How to Create Some Special EffectsbySunrockSin©
Like my earlier article, How to Record a Text with Audio Story, this article is primarily geared to those new to recording Text with Audio stories for Literotica or those not very familiar with Sound Recorder. Sound Recorder is limited in what it can do and certainly has few of the special effects and other capabilities that many other sound and recording software have available. While it is limited, there are few things writers can do to enhance their recordings of poems or prose.
The first thing you can do is not really a special effect, it is simply a function of the sound quality, however, with a bit of imagination and insight, a resourceful writing can advantage of the sound qualities available. In my article on how to record a story, one of the first software settings we looked at was the sound quality. Sound recorder allows you to record with CD quality, radio quality or phone quality. While a writer may select a lower quality sound to make file handling easier (the lower quality sound recording creates smaller files) he might also want to use the quality level to add dimension to a recording.

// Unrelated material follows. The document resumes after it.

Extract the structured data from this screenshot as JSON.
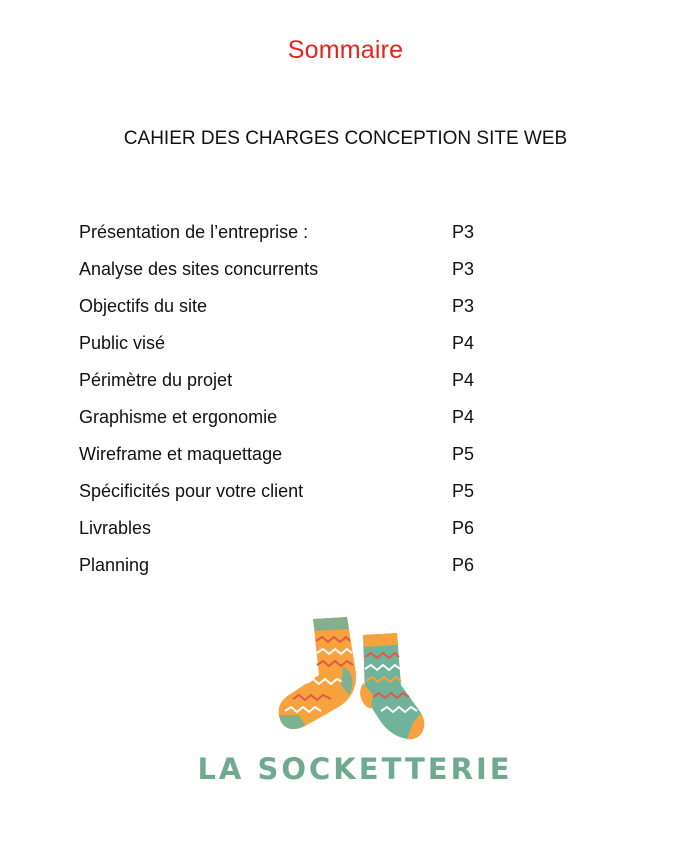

While the CD quality recording provides a crisp, clean sound, perhaps a story taking place outside on shipping dock might seem odd with such crisp sound, perhaps a slight crackle or hiss in the background might give a rough quality to the story that enhances the listening experience. Perhaps if the story is related through a phone call, perhaps a phone quality recording might enhance the effect. You might want to try some readings using the different sound qualities and see which one works best for you (refer back to my article How to Record a Text with Audio Story for detailed instructions on changing the recording quality.)
Sound Recorder has some simple editing features that will allow you to merge several different files. This might allow you to mix several different quality level recordings into a single story, so you can have a dock scent, a telephone conversation and a crisp, indoor scene all rolled into one story. I don't have a lot of experience in mixing and merging files so I will leave this to you to perfect and perhaps report upon.
In addition to the sound quality and editing effects, Sound Recorder has some effects available to modify the sound once it has been recorded. Please be safe with your file and make sure you save a backup file of your recording before trying the effects, it is far too easy to screw up your recorded story, so make sure you have a backup plan.
Once you have backed up your main file you can simply click on the menu item Effects and take a peek at the drop down menu. You can modify the volume up or down. While this is not an exotic technique, you will be surprised how often the volume level of your recording needs adjustment. Here you have an easy fix for a too soft or too loud recording.
Another effect will allow you to speed up or slow down a recording letting you reduce the size of your file if you need to or extending the reading time if you think a slower reading will add to the story. I imagine a good pornographic elf story might be enhanced with the elf-like sound a speeded up voice would produce. Hey, elves need sex too you know.
Perhaps the most enticing effect available adds an echo to the sound. This is especially rewarding in reading poetry or perhaps some more gothic or horror based erotica. All you do is click on this item after you have recorded a story and your words will echo. Give it a try and see what you think. It certainly won't work on all stories, but it is an interesting effect.
Sound Recorder has one last effect available but I am not sure how understandable your stories will be if you use reverse. I am reminded of the old TV series Twin Peaks, which ended so abruptly that they put out a movie to finish up the story. There is a dream scene in the movie where a dwarf speaks. He speaks English but in such an odd way you can barely understand (the movie actually provided captions here). I finally figured out that the actor actually spoke the work backwards in the original recording and this track was then run in reverse, so the words she spoke backwards now played out running forward. It was an odd, odd effect.
Of course, anyone recording a story is free to add any special sound effects your microphone can pick up. Play music in the background, or perhaps add some other sounds pertinent to your story. I think some writers here have actually recorded some love making sessions and included the sounds in the stories. See what works for you.
With these effects in mind and with the recording techniques discussed an earlier article, you are ready to grab a story and start recording. Or if you really want to do something special, perhaps tailor the story you write with this audio recording in mind. Watch for my next article: How to Write for a Text with Audio Submission.